Data in this exercise:
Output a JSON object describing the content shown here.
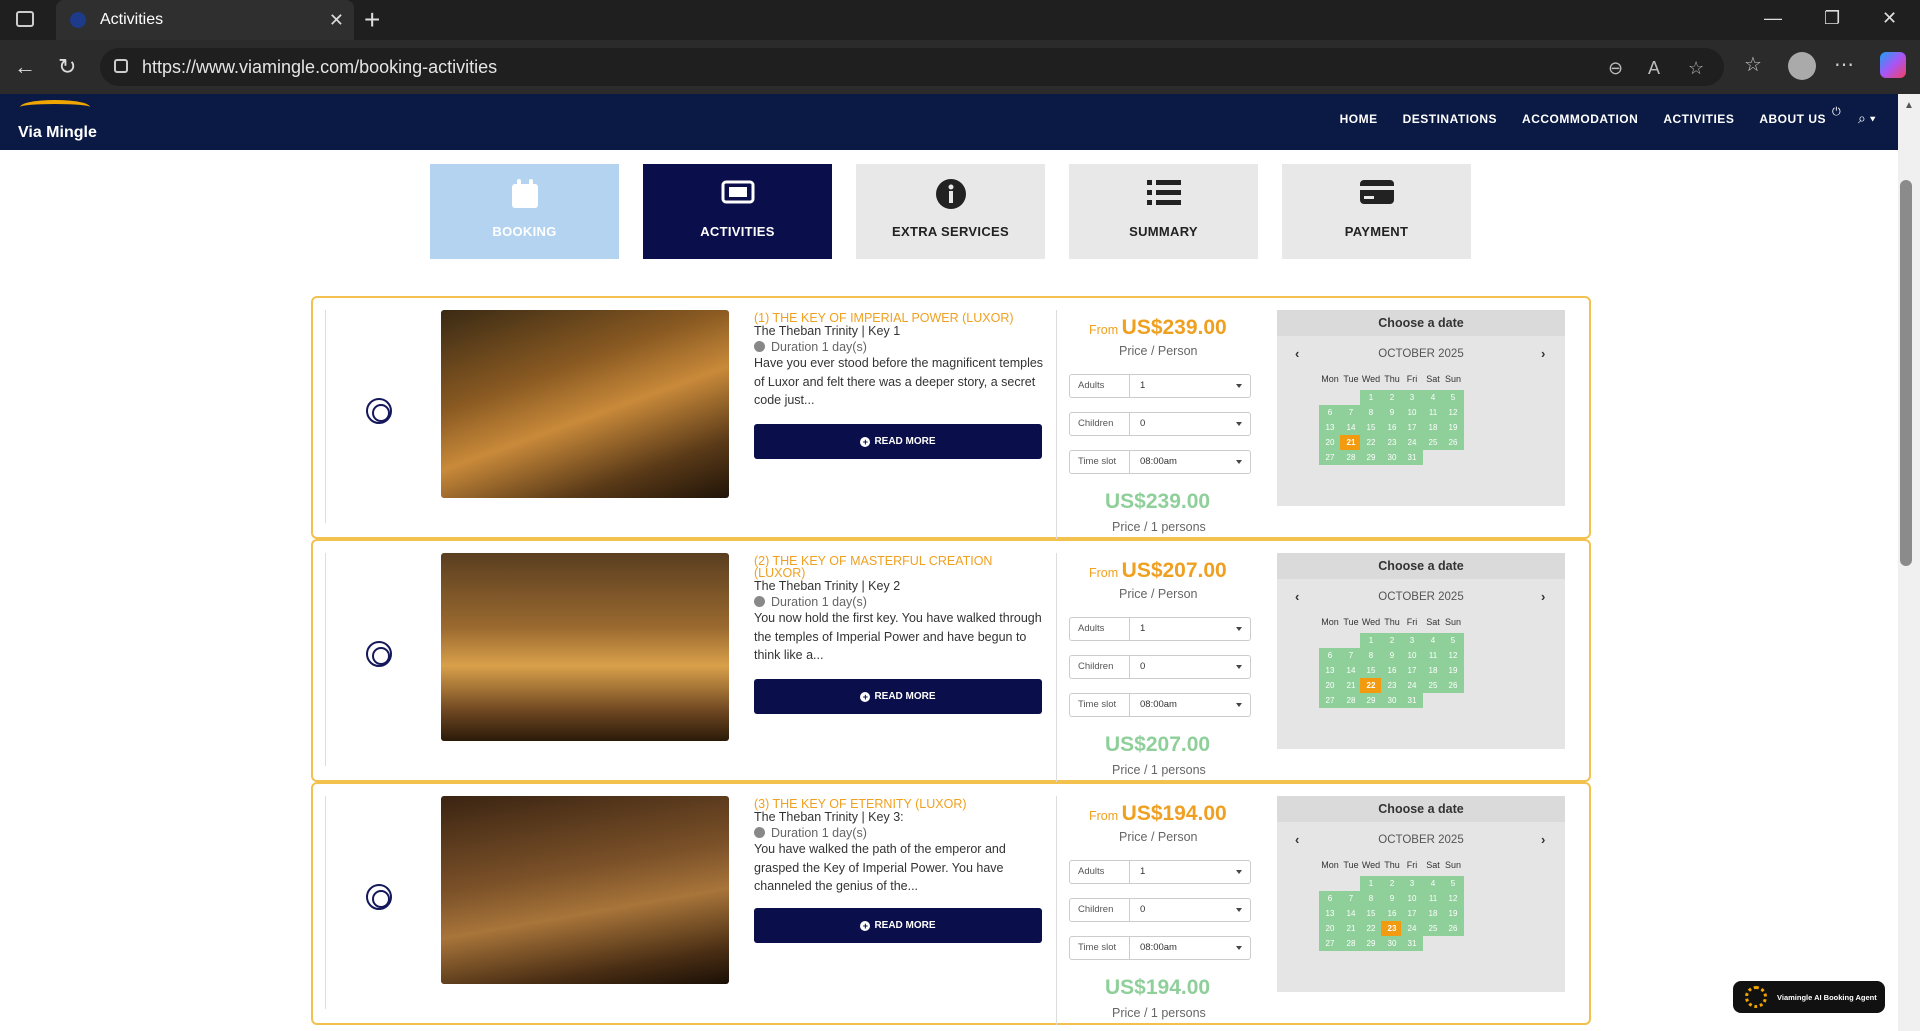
{
  "browser": {
    "tab_title": "Activities",
    "url": "https://www.viamingle.com/booking-activities"
  },
  "site": {
    "logo_text": "Via Mingle",
    "menu": [
      "HOME",
      "DESTINATIONS",
      "ACCOMMODATION",
      "ACTIVITIES",
      "ABOUT US"
    ]
  },
  "steps": [
    {
      "label": "BOOKING",
      "icon": "calendar-icon",
      "state": "done"
    },
    {
      "label": "ACTIVITIES",
      "icon": "ticket-icon",
      "state": "active"
    },
    {
      "label": "EXTRA SERVICES",
      "icon": "info-icon",
      "state": "pending"
    },
    {
      "label": "SUMMARY",
      "icon": "list-icon",
      "state": "pending"
    },
    {
      "label": "PAYMENT",
      "icon": "credit-card-icon",
      "state": "pending"
    }
  ],
  "activities": [
    {
      "title": "(1) THE KEY OF IMPERIAL POWER (LUXOR)",
      "subtitle": "The Theban Trinity | Key 1",
      "duration": "Duration 1 day(s)",
      "description": "Have you ever stood before the magnificent temples of Luxor and felt there was a deeper story, a secret code just...",
      "read_more": "READ MORE",
      "from_label": "From",
      "price": "US$239.00",
      "price_per": "Price / Person",
      "adults_label": "Adults",
      "adults_value": "1",
      "children_label": "Children",
      "children_value": "0",
      "timeslot_label": "Time slot",
      "timeslot_value": "08:00am",
      "total": "US$239.00",
      "total_label": "Price / 1 persons",
      "calendar_title": "Choose a date",
      "calendar_month": "OCTOBER 2025",
      "selected_day": 21
    },
    {
      "title": "(2) THE KEY OF MASTERFUL CREATION (LUXOR)",
      "subtitle": "The Theban Trinity | Key 2",
      "duration": "Duration 1 day(s)",
      "description": "You now hold the first key. You have walked through the temples of Imperial Power and have begun to think like a...",
      "read_more": "READ MORE",
      "from_label": "From",
      "price": "US$207.00",
      "price_per": "Price / Person",
      "adults_label": "Adults",
      "adults_value": "1",
      "children_label": "Children",
      "children_value": "0",
      "timeslot_label": "Time slot",
      "timeslot_value": "08:00am",
      "total": "US$207.00",
      "total_label": "Price / 1 persons",
      "calendar_title": "Choose a date",
      "calendar_month": "OCTOBER 2025",
      "selected_day": 22
    },
    {
      "title": "(3) THE KEY OF ETERNITY (LUXOR)",
      "subtitle": "The Theban Trinity | Key 3:",
      "duration": "Duration 1 day(s)",
      "description": "You have walked the path of the emperor and grasped the Key of Imperial Power. You have channeled the genius of the...",
      "read_more": "READ MORE",
      "from_label": "From",
      "price": "US$194.00",
      "price_per": "Price / Person",
      "adults_label": "Adults",
      "adults_value": "1",
      "children_label": "Children",
      "children_value": "0",
      "timeslot_label": "Time slot",
      "timeslot_value": "08:00am",
      "total": "US$194.00",
      "total_label": "Price / 1 persons",
      "calendar_title": "Choose a date",
      "calendar_month": "OCTOBER 2025",
      "selected_day": 23
    }
  ],
  "weekdays": [
    "Mon",
    "Tue",
    "Wed",
    "Thu",
    "Fri",
    "Sat",
    "Sun"
  ],
  "agent_label": "Viamingle AI Booking Agent",
  "colors": {
    "navy": "#0b1a45",
    "accent": "#f0a020",
    "green": "#8fcf9a",
    "selected": "#f29a10"
  }
}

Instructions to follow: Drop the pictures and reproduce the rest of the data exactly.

Answer section:
Output a JSON object describing the content shown here.
{
  "browser": {
    "tab_title": "Activities",
    "url": "https://www.viamingle.com/booking-activities"
  },
  "site": {
    "logo_text": "Via Mingle",
    "menu": [
      "HOME",
      "DESTINATIONS",
      "ACCOMMODATION",
      "ACTIVITIES",
      "ABOUT US"
    ]
  },
  "steps": [
    {
      "label": "BOOKING",
      "icon": "calendar-icon",
      "state": "done"
    },
    {
      "label": "ACTIVITIES",
      "icon": "ticket-icon",
      "state": "active"
    },
    {
      "label": "EXTRA SERVICES",
      "icon": "info-icon",
      "state": "pending"
    },
    {
      "label": "SUMMARY",
      "icon": "list-icon",
      "state": "pending"
    },
    {
      "label": "PAYMENT",
      "icon": "credit-card-icon",
      "state": "pending"
    }
  ],
  "activities": [
    {
      "title": "(1) THE KEY OF IMPERIAL POWER (LUXOR)",
      "subtitle": "The Theban Trinity | Key 1",
      "duration": "Duration 1 day(s)",
      "description": "Have you ever stood before the magnificent temples of Luxor and felt there was a deeper story, a secret code just...",
      "read_more": "READ MORE",
      "from_label": "From",
      "price": "US$239.00",
      "price_per": "Price / Person",
      "adults_label": "Adults",
      "adults_value": "1",
      "children_label": "Children",
      "children_value": "0",
      "timeslot_label": "Time slot",
      "timeslot_value": "08:00am",
      "total": "US$239.00",
      "total_label": "Price / 1 persons",
      "calendar_title": "Choose a date",
      "calendar_month": "OCTOBER 2025",
      "selected_day": 21
    },
    {
      "title": "(2) THE KEY OF MASTERFUL CREATION (LUXOR)",
      "subtitle": "The Theban Trinity | Key 2",
      "duration": "Duration 1 day(s)",
      "description": "You now hold the first key. You have walked through the temples of Imperial Power and have begun to think like a...",
      "read_more": "READ MORE",
      "from_label": "From",
      "price": "US$207.00",
      "price_per": "Price / Person",
      "adults_label": "Adults",
      "adults_value": "1",
      "children_label": "Children",
      "children_value": "0",
      "timeslot_label": "Time slot",
      "timeslot_value": "08:00am",
      "total": "US$207.00",
      "total_label": "Price / 1 persons",
      "calendar_title": "Choose a date",
      "calendar_month": "OCTOBER 2025",
      "selected_day": 22
    },
    {
      "title": "(3) THE KEY OF ETERNITY (LUXOR)",
      "subtitle": "The Theban Trinity | Key 3:",
      "duration": "Duration 1 day(s)",
      "description": "You have walked the path of the emperor and grasped the Key of Imperial Power. You have channeled the genius of the...",
      "read_more": "READ MORE",
      "from_label": "From",
      "price": "US$194.00",
      "price_per": "Price / Person",
      "adults_label": "Adults",
      "adults_value": "1",
      "children_label": "Children",
      "children_value": "0",
      "timeslot_label": "Time slot",
      "timeslot_value": "08:00am",
      "total": "US$194.00",
      "total_label": "Price / 1 persons",
      "calendar_title": "Choose a date",
      "calendar_month": "OCTOBER 2025",
      "selected_day": 23
    }
  ],
  "weekdays": [
    "Mon",
    "Tue",
    "Wed",
    "Thu",
    "Fri",
    "Sat",
    "Sun"
  ],
  "agent_label": "Viamingle AI Booking Agent",
  "colors": {
    "navy": "#0b1a45",
    "accent": "#f0a020",
    "green": "#8fcf9a",
    "selected": "#f29a10"
  }
}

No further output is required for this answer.